A retired woman, 62, was found strangled in her home in Idar-Oberstein, not far from Heilbronn, in what seemed to have been a burglary that had turned violent.

In March 2001, the killer struck again in Freiburg, southwest Germany, this time strangling a 61-year-old man.

Other crime-scene clues include a disposable syringe found in October 2001 in a car park. The blood on it was the suspect's. The contents had been a cocktail of drugs with which she had injected herself.

In a burgled caravan, police discovered she had nibbled a biscuit. A smudge of spit on a toothmark in the remaining fragment of biscuit proved once again to have left a genetic clue.

In autumn 2004, the woman went to the Austrian Tyrol.

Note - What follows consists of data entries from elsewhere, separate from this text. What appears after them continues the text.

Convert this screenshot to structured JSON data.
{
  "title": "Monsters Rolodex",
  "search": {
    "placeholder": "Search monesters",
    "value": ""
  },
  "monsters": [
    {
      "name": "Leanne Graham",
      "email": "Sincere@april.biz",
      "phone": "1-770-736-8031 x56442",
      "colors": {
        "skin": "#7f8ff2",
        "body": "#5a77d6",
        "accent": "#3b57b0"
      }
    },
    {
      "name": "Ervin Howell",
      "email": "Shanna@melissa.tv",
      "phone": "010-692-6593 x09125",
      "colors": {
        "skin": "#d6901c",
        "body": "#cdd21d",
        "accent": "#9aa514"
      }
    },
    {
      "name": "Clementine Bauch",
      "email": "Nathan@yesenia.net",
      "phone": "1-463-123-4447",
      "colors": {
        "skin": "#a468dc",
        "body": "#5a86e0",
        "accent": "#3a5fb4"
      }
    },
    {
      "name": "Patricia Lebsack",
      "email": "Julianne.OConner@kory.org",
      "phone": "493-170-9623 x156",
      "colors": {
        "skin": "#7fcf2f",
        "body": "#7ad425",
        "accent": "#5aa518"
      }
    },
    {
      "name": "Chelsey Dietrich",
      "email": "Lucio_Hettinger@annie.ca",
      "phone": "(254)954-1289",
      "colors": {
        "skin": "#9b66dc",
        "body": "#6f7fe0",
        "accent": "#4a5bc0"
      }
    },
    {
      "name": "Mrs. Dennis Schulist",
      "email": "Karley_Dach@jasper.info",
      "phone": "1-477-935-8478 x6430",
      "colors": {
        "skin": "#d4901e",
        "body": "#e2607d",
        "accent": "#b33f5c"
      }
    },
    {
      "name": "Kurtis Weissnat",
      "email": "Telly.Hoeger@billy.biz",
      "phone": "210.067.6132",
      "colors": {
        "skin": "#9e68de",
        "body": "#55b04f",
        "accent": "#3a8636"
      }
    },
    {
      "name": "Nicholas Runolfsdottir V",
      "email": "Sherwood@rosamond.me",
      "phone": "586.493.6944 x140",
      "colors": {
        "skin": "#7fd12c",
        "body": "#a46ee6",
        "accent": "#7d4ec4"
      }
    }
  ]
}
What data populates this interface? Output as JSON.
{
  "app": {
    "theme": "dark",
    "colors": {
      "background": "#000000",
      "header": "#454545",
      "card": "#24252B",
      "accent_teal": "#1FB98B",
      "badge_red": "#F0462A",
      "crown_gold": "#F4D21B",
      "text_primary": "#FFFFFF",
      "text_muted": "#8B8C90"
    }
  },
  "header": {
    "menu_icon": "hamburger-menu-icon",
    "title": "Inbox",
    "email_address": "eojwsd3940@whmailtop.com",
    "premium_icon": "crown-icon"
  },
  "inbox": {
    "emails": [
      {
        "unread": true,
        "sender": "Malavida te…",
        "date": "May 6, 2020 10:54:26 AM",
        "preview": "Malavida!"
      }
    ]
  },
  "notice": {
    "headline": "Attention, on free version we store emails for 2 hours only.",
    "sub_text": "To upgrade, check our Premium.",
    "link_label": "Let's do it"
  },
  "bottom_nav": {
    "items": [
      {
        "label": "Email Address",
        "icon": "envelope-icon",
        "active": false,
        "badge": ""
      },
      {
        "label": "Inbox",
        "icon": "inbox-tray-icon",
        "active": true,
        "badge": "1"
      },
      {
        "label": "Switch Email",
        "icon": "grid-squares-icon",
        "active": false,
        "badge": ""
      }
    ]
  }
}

She broke into garden sheds along the road towards Innsbruck, discarding a pair of tracksuit bottoms, a hooded cardigan and other items.

The killer's DNA has also been found at burglary scenes in France.

Police said yesterday that the woman has left DNA at the scenes of six murders and 24 break-ins. The murders all took place in Germany.

Knowing her dress style, her drug use and cold-bloodedness, police went on television in April 2005 with an appeal to the public for tips, but to no avail.

What galls police is that her criminal career has been gradually getting more ruthless.

After last year's unexplained murder in Heilbronn of the uniformed policewoman, who had briefly worked as an undercover agent, the offender's DNA was found on the police car.

A policeman who was seriously injured in the same attack woke from a coma with no memory of the female assailant, who had pulled a gun and shot the two officers at close range.

This year, police found a few cells of her skin after they stripped and analysed all the upholstery, carpets and lint from the car of a man whom they are holding on suspicion of triple murder.

The man, a former paid police informant, was suspected of killing the three Georgian car dealers, who had come to Germany to buy second-hand cars. Their bodies were dumped in a river at the end of January.

The suspect denies the charge, saying the killer was another man, an Islamic radical from Somalia who is also in police custody – and he denies any knowledge of "the woman without a face". However, her DNA was found in the car, triggering a new theory that she was the men's killer.

Police are compiling a thorough history of the car: who owned it and where it has been seen.

They already know that the three Georgians were driven in the car to Heppenheim, the town where they were killed.

Oddly enough, the car was in police ownership at the time. The criminal investigation department bought it second-hand last year and loaned it to the informant when he was hired to brief police on the activities of his criminal associates.

Erwin Hetger, the police chief of Baden-Wrttemberg state, was jubilant at the find, calling it a "down-payment" for police to solve the case of the mysterious and elusive killer.

"We're closing in on her," Mr Hetger said.